However, shortly after the deal finalized, the lion's share of the earnings shifted to Santa Monica-based Pacific Development Partners LLC, according to documents on file with the County Registrar's Office and SEDC...

Friday, July 11, 2008

San Diego demonstrates how to win an award for excellence in accounting

David Washburn of Voice of San Diego find that Enron by the Sea made the New York Times again, in an article about "skim funds."

"New Jersey and San Diego had versions of skim funds, and won "excellence in accounting" awards from the Government Finance Officers Association for many years while operating them. Each ended up with far less money in its pension fund than its books showed. The Securities and Exchange Commission found that San Diego had committed securities fraud by overstating the soundness of its pension fund; it is still investigating New Jersey."

Wednesday, July 09, 2008

SD City unions prefer secret pension deals; Mike Aguirre opposes them

San Diego City Attorney Mike Aguirre

Metropolitan Employees Association duo Ann Smith-Judie Italiano continue their odd alliances with Republican judges. The alliance began with the billion-dollar pension deal supported by the MEA bosses and former San Diego mayor Dick Murphy. And it continues with Judie/Ann's newly-forged alliance with Jan Goldsmith.

The bizarre alliance is apparently built on the expectation that San Diegans will continue to sacrifice their own well-being and that of their city, and will go back to using the City Attorney's office to cover-up wrongdoing in city government, in order to keep Judie/Ann in power.

And it involves a major flip-flop on the party of candidate Goldsmith. Scott Lewis explains:

The Union Pawns
By Scott Lewis
July 9, 2008

Voice of San Diego

It was rather amusing to see Judge Jan Goldsmith tout his endorsement from the San Diego Municipal Employees Association...

The best radio ad of the campaign season was Mr. Goldsmith's very own takedown of his rivals. Remember, he used a circus theme to paint City Hall as a mess...

[Quote from Jan Goldsmith's radio ad:]
In ring two, see Scott "the wonder pony" Peters jump through hoops, straddle fences and juggle important city issues all to please his labor union handlers.

Now that Goldsmith is the preferred choice of the firefighters union, the police union, and the white-collar City Hall workers, is it no longer so bad to be associated with unions?

Thursday, July 03, 2008

How come people cheat and at the same time claim the moral high ground?

Newsweek's Sharon Begley explains:
"...In a new study that will not exactly restore your faith in human nature, psychologists David DeSteno and Piercarlo Valdesolo of Northeastern University instructed 94 people to assign themselves and a stranger one of two tasks: an easy one, looking for hidden images in a photo, or a hard one, solving math and logic problems...Then everyone was asked, how fairly did you act?, from "extremely unfairly" (1) to "extremely fairly" (7). Next they watched someone else make the assignments, and judged that person's ethics. Selflessness was a virtual no-show: 87 out of 94 people opted for the easy task and gave the next guy the onerous one. Hypocrisy, however, showed up with bells on: every single person who made the selfish choice judged his own behavior more leniently—on average, 4.5 vs. 3.1—than that of someone else who grabbed the easy task for himself...
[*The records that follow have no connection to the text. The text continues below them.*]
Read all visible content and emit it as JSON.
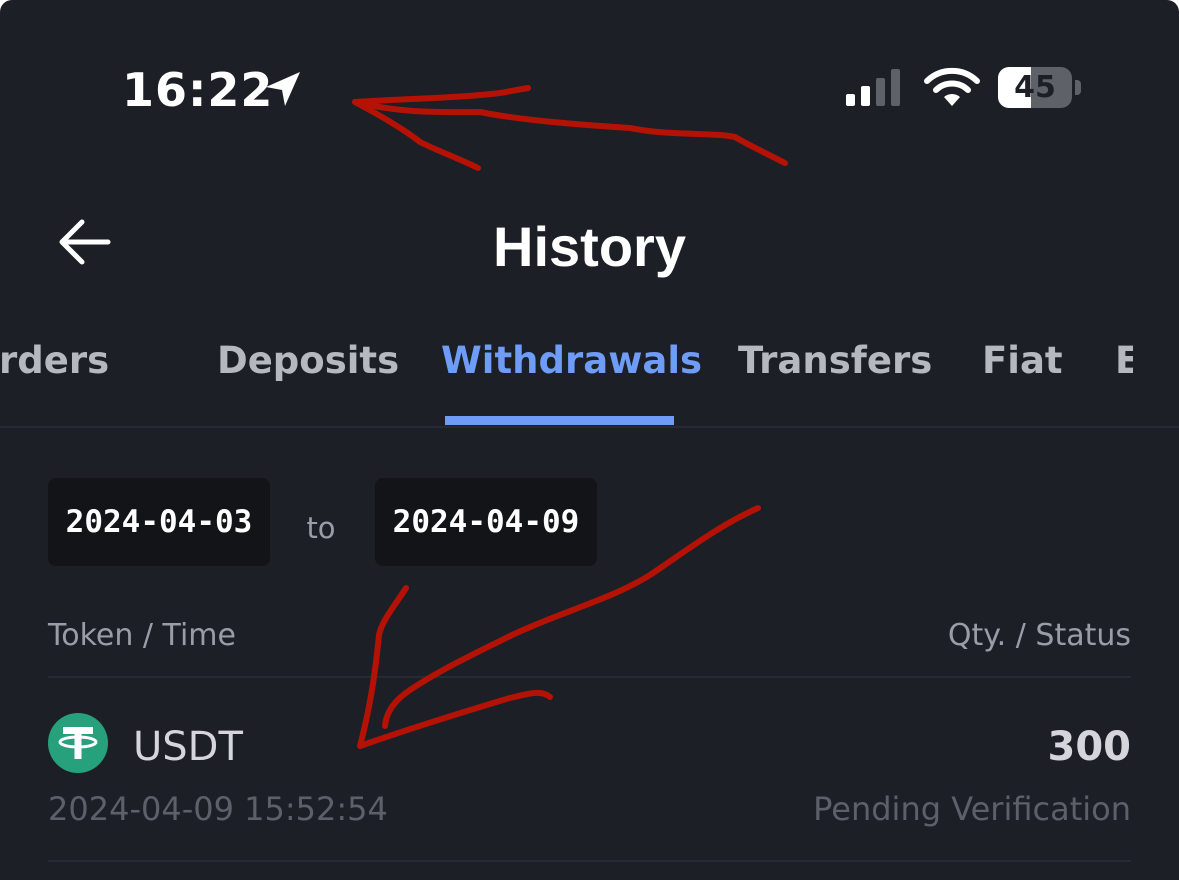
{
  "status_bar": {
    "time": "16:22",
    "battery": "45",
    "battery_level": 0.45,
    "icons": [
      "location-arrow-icon",
      "cellular-signal-icon",
      "wifi-icon",
      "battery-icon"
    ]
  },
  "header": {
    "back_icon": "arrow-left-icon",
    "title": "History"
  },
  "tabs": [
    {
      "label": "Orders",
      "visible_text": "rders",
      "active": false
    },
    {
      "label": "Deposits",
      "active": false
    },
    {
      "label": "Withdrawals",
      "active": true
    },
    {
      "label": "Transfers",
      "active": false
    },
    {
      "label": "Fiat",
      "active": false
    },
    {
      "label": "E",
      "active": false
    }
  ],
  "date_range": {
    "start": "2024-04-03",
    "separator": "to",
    "end": "2024-04-09"
  },
  "list": {
    "columns": {
      "left": "Token / Time",
      "right": "Qty. / Status"
    },
    "rows": [
      {
        "token": "USDT",
        "token_icon": "tether-icon",
        "time": "2024-04-09 15:52:54",
        "qty": "300",
        "status": "Pending Verification"
      }
    ]
  },
  "colors": {
    "background": "#1c1f26",
    "accent": "#6e9cf7",
    "tether_green": "#26a17b",
    "annotation_red": "#b51206"
  }
}
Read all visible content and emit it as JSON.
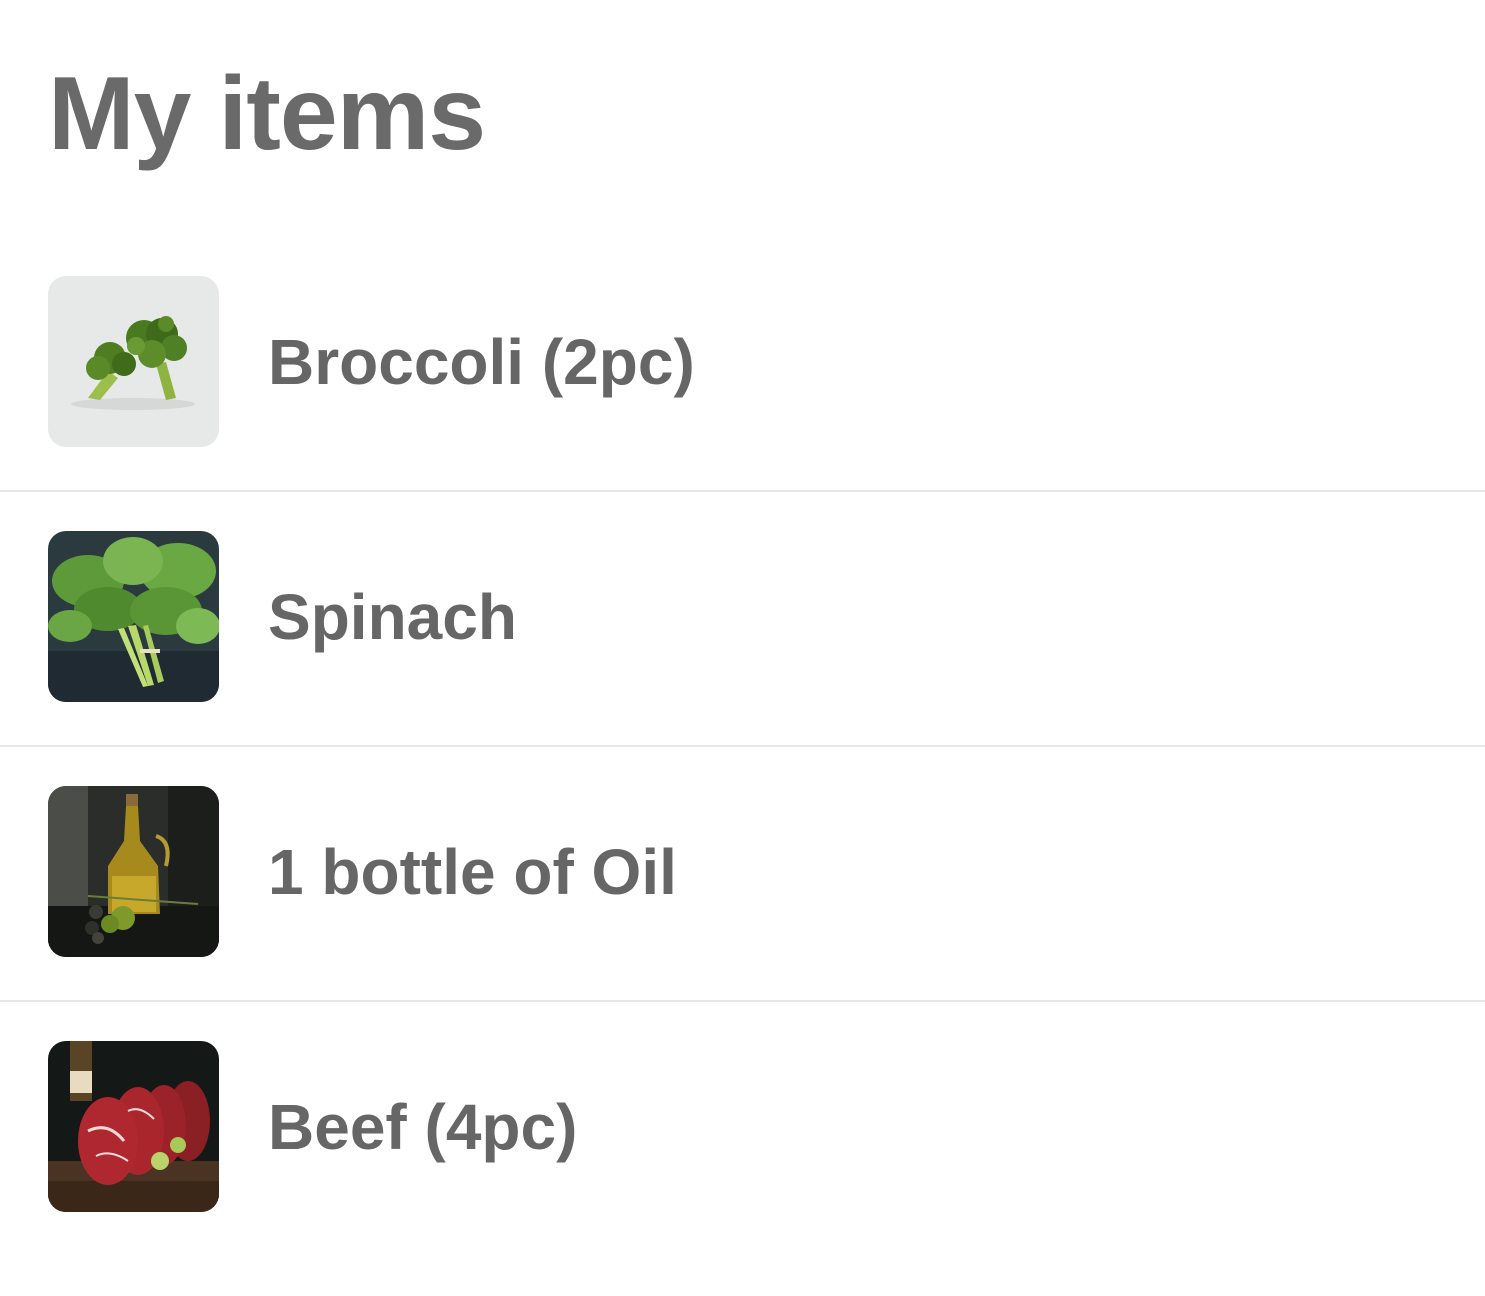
{
  "page": {
    "title": "My items"
  },
  "items": [
    {
      "label": "Broccoli (2pc)",
      "image": "broccoli-image"
    },
    {
      "label": "Spinach",
      "image": "spinach-image"
    },
    {
      "label": "1 bottle of Oil",
      "image": "oil-bottle-image"
    },
    {
      "label": "Beef (4pc)",
      "image": "beef-image"
    }
  ],
  "colors": {
    "text": "#666666",
    "divider": "#e6e6e6",
    "background": "#ffffff"
  }
}
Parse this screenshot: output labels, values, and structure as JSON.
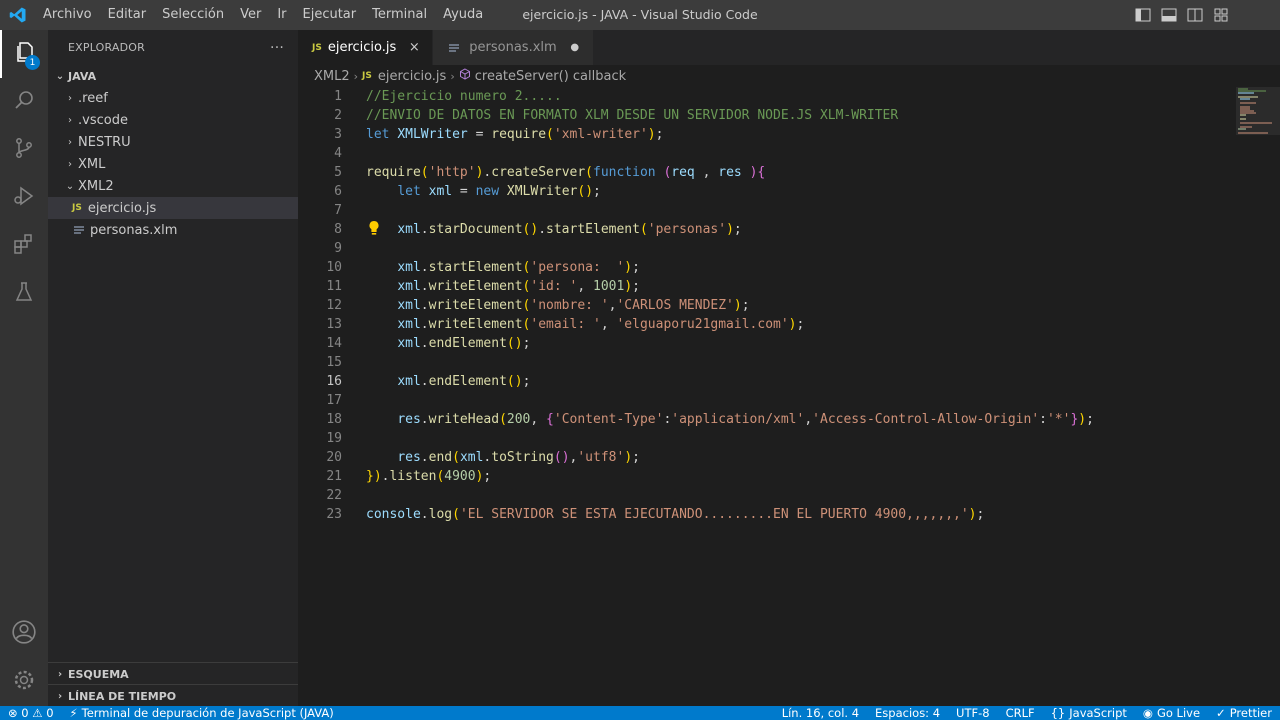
{
  "menu": [
    "Archivo",
    "Editar",
    "Selección",
    "Ver",
    "Ir",
    "Ejecutar",
    "Terminal",
    "Ayuda"
  ],
  "window_title": "ejercicio.js - JAVA - Visual Studio Code",
  "activity": {
    "explorer_badge": "1"
  },
  "sidebar": {
    "header": "EXPLORADOR",
    "more": "···",
    "root": "JAVA",
    "folders": [
      ".reef",
      ".vscode",
      "NESTRU",
      "XML"
    ],
    "open_folder": "XML2",
    "files": [
      "ejercicio.js",
      "personas.xlm"
    ],
    "js_badge": "JS",
    "outline": "ESQUEMA",
    "timeline": "LÍNEA DE TIEMPO"
  },
  "tabs": {
    "active": "ejercicio.js",
    "inactive": "personas.xlm",
    "js_badge": "JS",
    "close": "×",
    "dirty": "●"
  },
  "breadcrumb": {
    "folder": "XML2",
    "file": "ejercicio.js",
    "symbol": "createServer() callback"
  },
  "editor": {
    "current_line": 16,
    "lines": [
      "//Ejercicio numero 2.....",
      "//ENVIO DE DATOS EN FORMATO XLM DESDE UN SERVIDOR NODE.JS XLM-WRITER",
      "let XMLWriter = require('xml-writer');",
      "",
      "require('http').createServer(function (req , res ){",
      "    let xml = new XMLWriter();",
      "",
      "    xml.starDocument().startElement('personas');",
      "",
      "    xml.startElement('persona:  ');",
      "    xml.writeElement('id: ', 1001);",
      "    xml.writeElement('nombre: ','CARLOS MENDEZ');",
      "    xml.writeElement('email: ', 'elguaporu21gmail.com');",
      "    xml.endElement();",
      "",
      "    xml.endElement();",
      "",
      "    res.writeHead(200, {'Content-Type':'application/xml','Access-Control-Allow-Origin':'*'});",
      "",
      "    res.end(xml.toString(),'utf8');",
      "}).listen(4900);",
      "",
      "console.log('EL SERVIDOR SE ESTA EJECUTANDO.........EN EL PUERTO 4900,,,,,,,');"
    ]
  },
  "statusbar": {
    "problems": "⊗ 0 ⚠ 0",
    "debug_terminal": "Terminal de depuración de JavaScript (JAVA)",
    "position": "Lín. 16, col. 4",
    "spaces": "Espacios: 4",
    "encoding": "UTF-8",
    "eol": "CRLF",
    "language": "JavaScript",
    "golive": "Go Live",
    "prettier": "Prettier"
  },
  "colors": {
    "accent": "#007acc",
    "titlebar": "#3c3c3c",
    "activitybar": "#333333",
    "sidebar": "#252526",
    "editor": "#1e1e1e"
  }
}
"...DeSteno said, it may be because "we have this automatic, gut-level instinct to preserve our self-image. In our heart, maybe we're just not as sensitive to our own transgressions." Adds Dan Batson of the University of Kansas, a pioneer in hypocrisy studies, "people have learned that it pays to seem moral, since it lets you avoid censure and guilt. But even better is appearing moral without having to pay the cost of actually being moral"—such as assigning yourself the tough job....

""Since it's a cognitive process, we have volitional control over it," argues DeSteno. That matters because of another nasty aspect of hypocrisy: we apply the same moral relativism when judging the actions of people like ourselves. When "people like us" torture, it's justified; when people unlike us do, it's an atrocity..."